*** Extracted entries ***
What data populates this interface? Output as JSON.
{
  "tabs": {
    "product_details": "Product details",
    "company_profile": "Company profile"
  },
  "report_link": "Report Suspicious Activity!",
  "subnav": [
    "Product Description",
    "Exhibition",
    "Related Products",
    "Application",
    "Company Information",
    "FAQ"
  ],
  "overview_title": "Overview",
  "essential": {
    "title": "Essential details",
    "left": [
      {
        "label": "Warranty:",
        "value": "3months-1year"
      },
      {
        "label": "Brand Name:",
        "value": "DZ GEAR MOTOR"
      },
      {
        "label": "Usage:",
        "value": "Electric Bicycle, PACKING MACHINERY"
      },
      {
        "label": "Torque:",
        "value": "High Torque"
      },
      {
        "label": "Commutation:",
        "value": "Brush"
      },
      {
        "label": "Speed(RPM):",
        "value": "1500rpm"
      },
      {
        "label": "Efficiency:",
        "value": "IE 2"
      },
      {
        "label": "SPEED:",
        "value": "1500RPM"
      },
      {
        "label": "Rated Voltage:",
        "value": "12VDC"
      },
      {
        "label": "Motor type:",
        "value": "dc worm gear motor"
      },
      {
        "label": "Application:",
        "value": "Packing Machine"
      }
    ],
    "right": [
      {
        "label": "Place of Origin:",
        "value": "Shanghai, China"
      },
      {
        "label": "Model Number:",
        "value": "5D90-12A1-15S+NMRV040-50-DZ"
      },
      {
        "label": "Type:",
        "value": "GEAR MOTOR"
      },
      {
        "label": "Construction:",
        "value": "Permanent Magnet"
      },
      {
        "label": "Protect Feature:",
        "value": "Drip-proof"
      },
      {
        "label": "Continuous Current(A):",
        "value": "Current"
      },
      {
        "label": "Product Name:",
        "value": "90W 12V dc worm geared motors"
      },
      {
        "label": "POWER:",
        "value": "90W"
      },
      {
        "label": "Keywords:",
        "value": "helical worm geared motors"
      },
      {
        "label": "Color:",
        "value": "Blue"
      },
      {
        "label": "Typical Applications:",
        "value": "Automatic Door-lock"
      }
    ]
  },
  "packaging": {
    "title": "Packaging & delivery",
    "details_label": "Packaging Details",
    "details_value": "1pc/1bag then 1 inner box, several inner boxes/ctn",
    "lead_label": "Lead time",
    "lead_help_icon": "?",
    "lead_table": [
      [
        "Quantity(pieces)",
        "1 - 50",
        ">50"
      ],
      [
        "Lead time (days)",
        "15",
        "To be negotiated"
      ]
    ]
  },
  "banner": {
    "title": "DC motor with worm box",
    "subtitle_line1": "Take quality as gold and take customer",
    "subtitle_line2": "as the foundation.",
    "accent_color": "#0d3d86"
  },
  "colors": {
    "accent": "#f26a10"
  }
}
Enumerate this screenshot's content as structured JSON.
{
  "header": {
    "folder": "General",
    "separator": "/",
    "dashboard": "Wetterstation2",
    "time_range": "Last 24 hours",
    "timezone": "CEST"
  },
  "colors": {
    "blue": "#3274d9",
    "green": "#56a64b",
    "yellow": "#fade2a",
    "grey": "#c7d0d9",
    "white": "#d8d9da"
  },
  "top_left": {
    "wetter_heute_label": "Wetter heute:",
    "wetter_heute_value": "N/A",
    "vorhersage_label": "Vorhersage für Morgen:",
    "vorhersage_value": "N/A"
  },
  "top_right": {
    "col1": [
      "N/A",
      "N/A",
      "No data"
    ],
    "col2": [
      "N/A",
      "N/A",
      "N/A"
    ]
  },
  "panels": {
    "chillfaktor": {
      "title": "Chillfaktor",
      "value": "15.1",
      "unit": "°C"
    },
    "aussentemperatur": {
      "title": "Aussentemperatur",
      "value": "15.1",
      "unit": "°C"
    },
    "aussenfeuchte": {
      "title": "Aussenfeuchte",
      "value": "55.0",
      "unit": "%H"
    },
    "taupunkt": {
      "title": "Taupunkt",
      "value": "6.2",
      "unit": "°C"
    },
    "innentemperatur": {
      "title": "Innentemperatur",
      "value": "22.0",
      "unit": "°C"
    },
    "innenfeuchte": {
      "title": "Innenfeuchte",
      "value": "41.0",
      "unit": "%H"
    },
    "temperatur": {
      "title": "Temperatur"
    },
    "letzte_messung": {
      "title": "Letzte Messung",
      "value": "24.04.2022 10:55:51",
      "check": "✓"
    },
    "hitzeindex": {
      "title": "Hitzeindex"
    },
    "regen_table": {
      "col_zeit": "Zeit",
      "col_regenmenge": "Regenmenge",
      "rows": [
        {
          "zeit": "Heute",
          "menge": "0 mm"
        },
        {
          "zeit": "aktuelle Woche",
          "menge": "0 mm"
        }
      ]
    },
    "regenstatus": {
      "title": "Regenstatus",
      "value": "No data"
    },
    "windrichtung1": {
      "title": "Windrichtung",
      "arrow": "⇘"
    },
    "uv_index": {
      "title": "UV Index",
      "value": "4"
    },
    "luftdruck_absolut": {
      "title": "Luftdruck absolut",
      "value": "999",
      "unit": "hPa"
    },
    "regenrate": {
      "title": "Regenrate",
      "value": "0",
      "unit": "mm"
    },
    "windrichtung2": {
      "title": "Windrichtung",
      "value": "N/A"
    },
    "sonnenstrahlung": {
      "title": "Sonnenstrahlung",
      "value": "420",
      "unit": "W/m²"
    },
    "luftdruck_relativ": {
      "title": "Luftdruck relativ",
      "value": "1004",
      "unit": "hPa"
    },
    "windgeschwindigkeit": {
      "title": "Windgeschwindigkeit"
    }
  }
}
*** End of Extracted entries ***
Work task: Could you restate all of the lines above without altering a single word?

Solution to the exercise:
What data populates this interface? Output as JSON.
{
  "tabs": {
    "product_details": "Product details",
    "company_profile": "Company profile"
  },
  "report_link": "Report Suspicious Activity!",
  "subnav": [
    "Product Description",
    "Exhibition",
    "Related Products",
    "Application",
    "Company Information",
    "FAQ"
  ],
  "overview_title": "Overview",
  "essential": {
    "title": "Essential details",
    "left": [
      {
        "label": "Warranty:",
        "value": "3months-1year"
      },
      {
        "label": "Brand Name:",
        "value": "DZ GEAR MOTOR"
      },
      {
        "label": "Usage:",
        "value": "Electric Bicycle, PACKING MACHINERY"
      },
      {
        "label": "Torque:",
        "value": "High Torque"
      },
      {
        "label": "Commutation:",
        "value": "Brush"
      },
      {
        "label": "Speed(RPM):",
        "value": "1500rpm"
      },
      {
        "label": "Efficiency:",
        "value": "IE 2"
      },
      {
        "label": "SPEED:",
        "value": "1500RPM"
      },
      {
        "label": "Rated Voltage:",
        "value": "12VDC"
      },
      {
        "label": "Motor type:",
        "value": "dc worm gear motor"
      },
      {
        "label": "Application:",
        "value": "Packing Machine"
      }
    ],
    "right": [
      {
        "label": "Place of Origin:",
        "value": "Shanghai, China"
      },
      {
        "label": "Model Number:",
        "value": "5D90-12A1-15S+NMRV040-50-DZ"
      },
      {
        "label": "Type:",
        "value": "GEAR MOTOR"
      },
      {
        "label": "Construction:",
        "value": "Permanent Magnet"
      },
      {
        "label": "Protect Feature:",
        "value": "Drip-proof"
      },
      {
        "label": "Continuous Current(A):",
        "value": "Current"
      },
      {
        "label": "Product Name:",
        "value": "90W 12V dc worm geared motors"
      },
      {
        "label": "POWER:",
        "value": "90W"
      },
      {
        "label": "Keywords:",
        "value": "helical worm geared motors"
      },
      {
        "label": "Color:",
        "value": "Blue"
      },
      {
        "label": "Typical Applications:",
        "value": "Automatic Door-lock"
      }
    ]
  },
  "packaging": {
    "title": "Packaging & delivery",
    "details_label": "Packaging Details",
    "details_value": "1pc/1bag then 1 inner box, several inner boxes/ctn",
    "lead_label": "Lead time",
    "lead_help_icon": "?",
    "lead_table": [
      [
        "Quantity(pieces)",
        "1 - 50",
        ">50"
      ],
      [
        "Lead time (days)",
        "15",
        "To be negotiated"
      ]
    ]
  },
  "banner": {
    "title": "DC motor with worm box",
    "subtitle_line1": "Take quality as gold and take customer",
    "subtitle_line2": "as the foundation.",
    "accent_color": "#0d3d86"
  },
  "colors": {
    "accent": "#f26a10"
  }
}
Enumerate this screenshot's content as structured JSON.
{
  "header": {
    "folder": "General",
    "separator": "/",
    "dashboard": "Wetterstation2",
    "time_range": "Last 24 hours",
    "timezone": "CEST"
  },
  "colors": {
    "blue": "#3274d9",
    "green": "#56a64b",
    "yellow": "#fade2a",
    "grey": "#c7d0d9",
    "white": "#d8d9da"
  },
  "top_left": {
    "wetter_heute_label": "Wetter heute:",
    "wetter_heute_value": "N/A",
    "vorhersage_label": "Vorhersage für Morgen:",
    "vorhersage_value": "N/A"
  },
  "top_right": {
    "col1": [
      "N/A",
      "N/A",
      "No data"
    ],
    "col2": [
      "N/A",
      "N/A",
      "N/A"
    ]
  },
  "panels": {
    "chillfaktor": {
      "title": "Chillfaktor",
      "value": "15.1",
      "unit": "°C"
    },
    "aussentemperatur": {
      "title": "Aussentemperatur",
      "value": "15.1",
      "unit": "°C"
    },
    "aussenfeuchte": {
      "title": "Aussenfeuchte",
      "value": "55.0",
      "unit": "%H"
    },
    "taupunkt": {
      "title": "Taupunkt",
      "value": "6.2",
      "unit": "°C"
    },
    "innentemperatur": {
      "title": "Innentemperatur",
      "value": "22.0",
      "unit": "°C"
    },
    "innenfeuchte": {
      "title": "Innenfeuchte",
      "value": "41.0",
      "unit": "%H"
    },
    "temperatur": {
      "title": "Temperatur"
    },
    "letzte_messung": {
      "title": "Letzte Messung",
      "value": "24.04.2022 10:55:51",
      "check": "✓"
    },
    "hitzeindex": {
      "title": "Hitzeindex"
    },
    "regen_table": {
      "col_zeit": "Zeit",
      "col_regenmenge": "Regenmenge",
      "rows": [
        {
          "zeit": "Heute",
          "menge": "0 mm"
        },
        {
          "zeit": "aktuelle Woche",
          "menge": "0 mm"
        }
      ]
    },
    "regenstatus": {
      "title": "Regenstatus",
      "value": "No data"
    },
    "windrichtung1": {
      "title": "Windrichtung",
      "arrow": "⇘"
    },
    "uv_index": {
      "title": "UV Index",
      "value": "4"
    },
    "luftdruck_absolut": {
      "title": "Luftdruck absolut",
      "value": "999",
      "unit": "hPa"
    },
    "regenrate": {
      "title": "Regenrate",
      "value": "0",
      "unit": "mm"
    },
    "windrichtung2": {
      "title": "Windrichtung",
      "value": "N/A"
    },
    "sonnenstrahlung": {
      "title": "Sonnenstrahlung",
      "value": "420",
      "unit": "W/m²"
    },
    "luftdruck_relativ": {
      "title": "Luftdruck relativ",
      "value": "1004",
      "unit": "hPa"
    },
    "windgeschwindigkeit": {
      "title": "Windgeschwindigkeit"
    }
  }
}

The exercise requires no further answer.